* [Exercise directions] Return every line in the entries below where the word "авансам" shows up.
⟨
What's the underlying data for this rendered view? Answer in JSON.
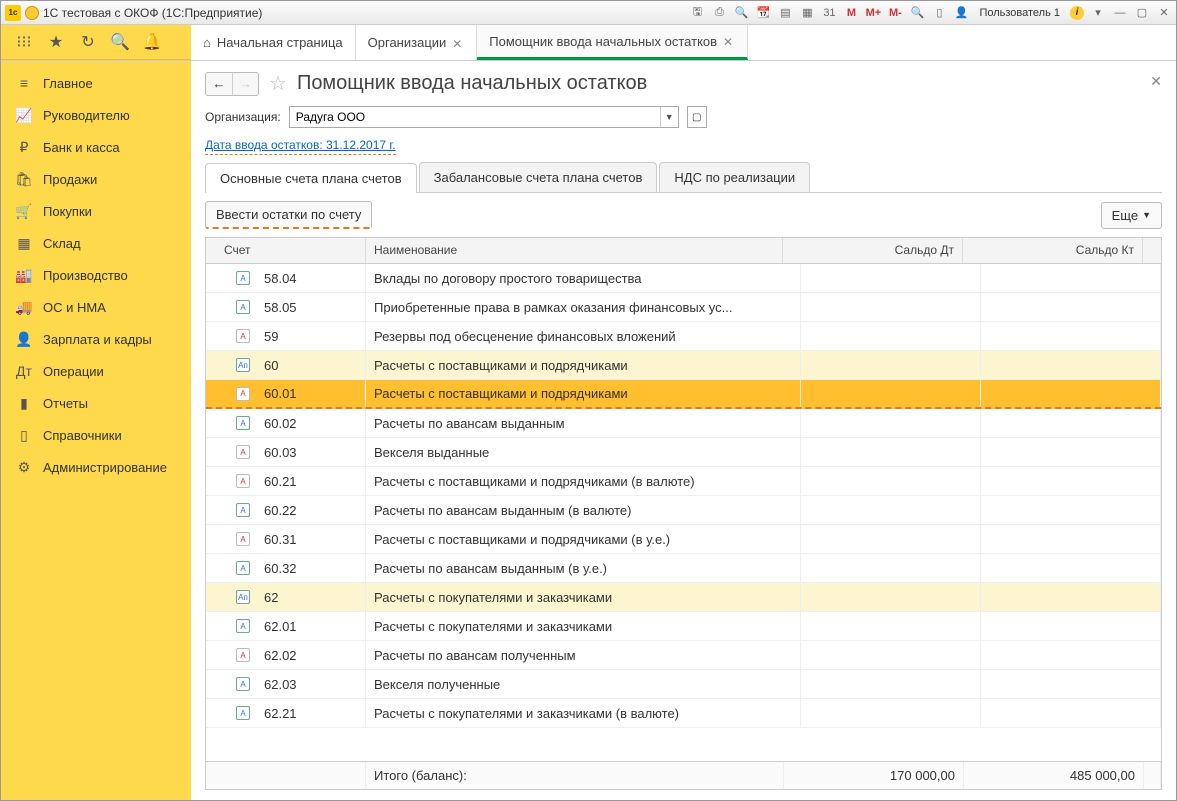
{
  "window": {
    "title": "1С тестовая с ОКОФ  (1С:Предприятие)",
    "user": "Пользователь 1"
  },
  "tabs": [
    {
      "label": "Начальная страница",
      "closable": false,
      "home": true
    },
    {
      "label": "Организации",
      "closable": true
    },
    {
      "label": "Помощник ввода начальных остатков",
      "closable": true,
      "active": true
    }
  ],
  "sidebar": [
    {
      "icon": "≡",
      "label": "Главное"
    },
    {
      "icon": "📈",
      "label": "Руководителю"
    },
    {
      "icon": "₽",
      "label": "Банк и касса"
    },
    {
      "icon": "🛍",
      "label": "Продажи"
    },
    {
      "icon": "🛒",
      "label": "Покупки"
    },
    {
      "icon": "▦",
      "label": "Склад"
    },
    {
      "icon": "🏭",
      "label": "Производство"
    },
    {
      "icon": "🚚",
      "label": "ОС и НМА"
    },
    {
      "icon": "👤",
      "label": "Зарплата и кадры"
    },
    {
      "icon": "Дт",
      "label": "Операции"
    },
    {
      "icon": "▮",
      "label": "Отчеты"
    },
    {
      "icon": "▯",
      "label": "Справочники"
    },
    {
      "icon": "⚙",
      "label": "Администрирование"
    }
  ],
  "page": {
    "title": "Помощник ввода начальных остатков",
    "org_label": "Организация:",
    "org_value": "Радуга ООО",
    "date_link": "Дата ввода остатков: 31.12.2017 г."
  },
  "inner_tabs": [
    {
      "label": "Основные счета плана счетов",
      "active": true
    },
    {
      "label": "Забалансовые счета плана счетов"
    },
    {
      "label": "НДС по реализации"
    }
  ],
  "actions": {
    "enter_balance": "Ввести остатки по счету",
    "more": "Еще"
  },
  "columns": {
    "account": "Счет",
    "name": "Наименование",
    "debit": "Сальдо Дт",
    "credit": "Сальдо Кт"
  },
  "rows": [
    {
      "code": "58.04",
      "name": "Вклады по договору простого товарищества",
      "iconColor": "blue"
    },
    {
      "code": "58.05",
      "name": "Приобретенные права в рамках оказания финансовых ус...",
      "iconColor": "blue"
    },
    {
      "code": "59",
      "name": "Резервы под обесценение финансовых вложений",
      "iconColor": "red"
    },
    {
      "code": "60",
      "name": "Расчеты с поставщиками и подрядчиками",
      "iconColor": "blue",
      "softHighlight": true,
      "group": true
    },
    {
      "code": "60.01",
      "name": "Расчеты с поставщиками и подрядчиками",
      "iconColor": "red",
      "selected": true
    },
    {
      "code": "60.02",
      "name": "Расчеты по авансам выданным",
      "iconColor": "blue"
    },
    {
      "code": "60.03",
      "name": "Векселя выданные",
      "iconColor": "red"
    },
    {
      "code": "60.21",
      "name": "Расчеты с поставщиками и подрядчиками (в валюте)",
      "iconColor": "red"
    },
    {
      "code": "60.22",
      "name": "Расчеты по авансам выданным (в валюте)",
      "iconColor": "blue"
    },
    {
      "code": "60.31",
      "name": "Расчеты с поставщиками и подрядчиками (в у.е.)",
      "iconColor": "red"
    },
    {
      "code": "60.32",
      "name": "Расчеты по авансам выданным (в у.е.)",
      "iconColor": "blue"
    },
    {
      "code": "62",
      "name": "Расчеты с покупателями и заказчиками",
      "iconColor": "blue",
      "softHighlight": true,
      "group": true
    },
    {
      "code": "62.01",
      "name": "Расчеты с покупателями и заказчиками",
      "iconColor": "blue"
    },
    {
      "code": "62.02",
      "name": "Расчеты по авансам полученным",
      "iconColor": "red"
    },
    {
      "code": "62.03",
      "name": "Векселя полученные",
      "iconColor": "blue"
    },
    {
      "code": "62.21",
      "name": "Расчеты с покупателями и заказчиками (в валюте)",
      "iconColor": "blue"
    }
  ],
  "footer": {
    "label": "Итого (баланс):",
    "debit": "170 000,00",
    "credit": "485 000,00"
  }
}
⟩
* [Your solution]
      "name": "Расчеты по авансам выданным",
      "name": "Расчеты по авансам выданным (в валюте)",
      "name": "Расчеты по авансам выданным (в у.е.)",
      "name": "Расчеты по авансам полученным",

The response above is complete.